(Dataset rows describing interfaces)
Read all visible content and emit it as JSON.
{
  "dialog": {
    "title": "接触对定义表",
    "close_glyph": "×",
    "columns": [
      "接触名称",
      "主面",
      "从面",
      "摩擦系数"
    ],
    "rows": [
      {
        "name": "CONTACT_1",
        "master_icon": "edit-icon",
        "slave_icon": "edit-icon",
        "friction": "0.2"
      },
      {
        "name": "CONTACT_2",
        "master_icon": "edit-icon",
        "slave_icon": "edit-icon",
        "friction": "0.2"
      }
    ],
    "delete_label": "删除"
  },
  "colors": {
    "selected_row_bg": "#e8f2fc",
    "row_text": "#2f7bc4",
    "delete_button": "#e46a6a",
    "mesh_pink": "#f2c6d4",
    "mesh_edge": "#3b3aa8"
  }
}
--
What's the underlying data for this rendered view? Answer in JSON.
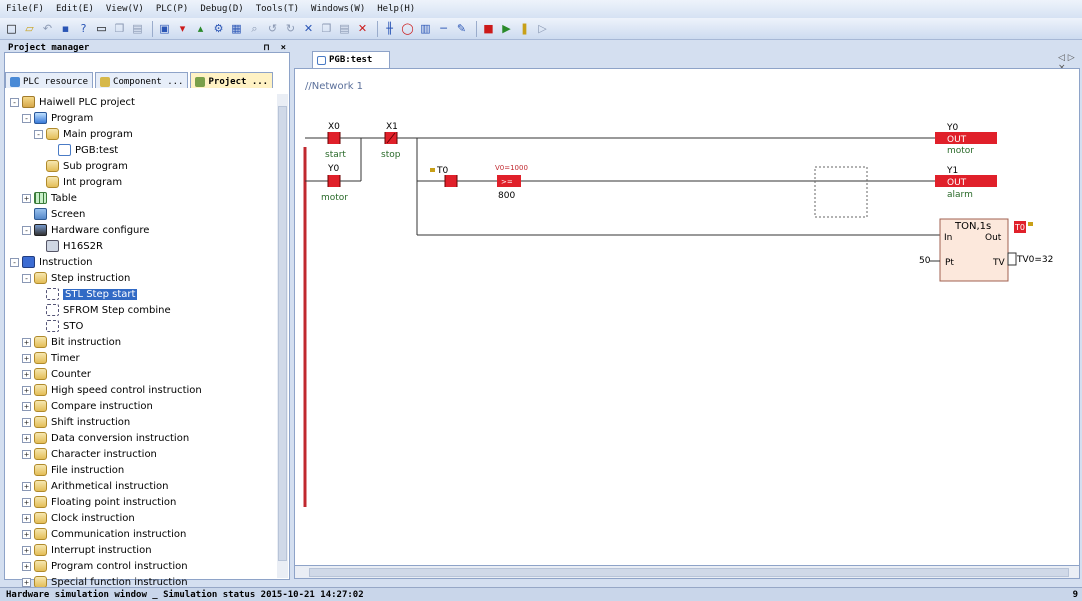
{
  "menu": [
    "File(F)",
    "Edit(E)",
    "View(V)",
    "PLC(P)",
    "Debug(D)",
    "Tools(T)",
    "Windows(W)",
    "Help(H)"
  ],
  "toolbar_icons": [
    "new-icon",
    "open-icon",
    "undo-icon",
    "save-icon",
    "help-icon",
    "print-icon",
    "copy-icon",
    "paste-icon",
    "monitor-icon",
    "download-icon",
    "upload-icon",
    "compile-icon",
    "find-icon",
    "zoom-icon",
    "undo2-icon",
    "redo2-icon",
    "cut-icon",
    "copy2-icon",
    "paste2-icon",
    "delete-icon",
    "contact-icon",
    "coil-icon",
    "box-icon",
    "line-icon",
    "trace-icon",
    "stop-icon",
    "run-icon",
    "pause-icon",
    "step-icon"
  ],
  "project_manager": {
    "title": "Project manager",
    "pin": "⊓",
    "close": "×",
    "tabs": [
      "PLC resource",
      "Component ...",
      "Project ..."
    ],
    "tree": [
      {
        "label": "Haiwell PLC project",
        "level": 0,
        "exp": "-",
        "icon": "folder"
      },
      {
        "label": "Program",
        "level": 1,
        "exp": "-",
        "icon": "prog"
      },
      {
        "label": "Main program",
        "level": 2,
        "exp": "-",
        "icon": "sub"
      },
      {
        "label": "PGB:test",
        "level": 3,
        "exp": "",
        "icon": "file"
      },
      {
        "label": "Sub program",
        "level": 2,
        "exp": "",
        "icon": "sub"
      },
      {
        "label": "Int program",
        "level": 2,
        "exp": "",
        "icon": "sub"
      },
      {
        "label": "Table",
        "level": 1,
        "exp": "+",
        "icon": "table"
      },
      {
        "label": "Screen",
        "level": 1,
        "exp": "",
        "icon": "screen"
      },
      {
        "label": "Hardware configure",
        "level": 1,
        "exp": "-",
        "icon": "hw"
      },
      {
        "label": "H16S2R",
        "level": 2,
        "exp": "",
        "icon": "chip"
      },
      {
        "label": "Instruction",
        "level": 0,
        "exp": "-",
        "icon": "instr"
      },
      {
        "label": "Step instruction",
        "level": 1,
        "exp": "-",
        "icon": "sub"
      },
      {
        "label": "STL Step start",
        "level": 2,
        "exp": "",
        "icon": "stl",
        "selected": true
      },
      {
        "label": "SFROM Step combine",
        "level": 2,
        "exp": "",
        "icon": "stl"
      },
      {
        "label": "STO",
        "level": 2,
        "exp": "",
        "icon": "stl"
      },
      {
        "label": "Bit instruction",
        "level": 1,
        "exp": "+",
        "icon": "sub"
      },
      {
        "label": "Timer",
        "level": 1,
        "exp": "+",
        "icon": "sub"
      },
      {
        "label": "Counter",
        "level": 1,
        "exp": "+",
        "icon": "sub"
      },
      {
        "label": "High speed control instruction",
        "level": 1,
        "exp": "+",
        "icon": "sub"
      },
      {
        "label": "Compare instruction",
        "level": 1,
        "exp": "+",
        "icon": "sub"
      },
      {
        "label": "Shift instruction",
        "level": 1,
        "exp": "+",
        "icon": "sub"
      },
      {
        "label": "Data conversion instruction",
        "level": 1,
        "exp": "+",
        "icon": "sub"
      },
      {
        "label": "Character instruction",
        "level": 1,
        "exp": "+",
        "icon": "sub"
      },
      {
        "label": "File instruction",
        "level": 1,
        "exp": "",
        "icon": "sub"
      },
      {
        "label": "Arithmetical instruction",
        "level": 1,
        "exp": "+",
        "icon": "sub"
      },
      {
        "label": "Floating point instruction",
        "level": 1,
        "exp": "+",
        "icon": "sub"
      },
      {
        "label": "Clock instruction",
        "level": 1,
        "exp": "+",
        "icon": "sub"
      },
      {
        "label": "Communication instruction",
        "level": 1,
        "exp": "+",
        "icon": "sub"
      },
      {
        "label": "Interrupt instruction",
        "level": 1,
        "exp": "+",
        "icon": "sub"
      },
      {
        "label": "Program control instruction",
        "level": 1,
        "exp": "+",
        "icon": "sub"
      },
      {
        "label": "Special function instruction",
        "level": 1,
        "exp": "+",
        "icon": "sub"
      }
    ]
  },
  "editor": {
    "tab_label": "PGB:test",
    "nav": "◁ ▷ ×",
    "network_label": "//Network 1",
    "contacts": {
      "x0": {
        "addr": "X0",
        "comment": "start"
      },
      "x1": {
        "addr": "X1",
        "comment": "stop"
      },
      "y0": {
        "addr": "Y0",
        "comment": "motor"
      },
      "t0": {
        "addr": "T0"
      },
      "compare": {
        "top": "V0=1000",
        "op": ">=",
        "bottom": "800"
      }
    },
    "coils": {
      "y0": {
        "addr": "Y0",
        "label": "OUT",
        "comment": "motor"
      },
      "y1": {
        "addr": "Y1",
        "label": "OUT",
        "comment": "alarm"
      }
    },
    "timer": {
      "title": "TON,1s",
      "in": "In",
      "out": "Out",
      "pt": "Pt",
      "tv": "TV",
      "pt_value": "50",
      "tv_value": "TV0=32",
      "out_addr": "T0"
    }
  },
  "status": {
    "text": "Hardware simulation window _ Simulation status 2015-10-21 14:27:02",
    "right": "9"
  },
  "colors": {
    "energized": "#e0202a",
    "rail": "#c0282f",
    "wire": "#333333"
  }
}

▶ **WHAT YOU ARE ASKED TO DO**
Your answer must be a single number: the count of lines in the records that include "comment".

▶ **RESPONSE TO THIS EXERCISE**
5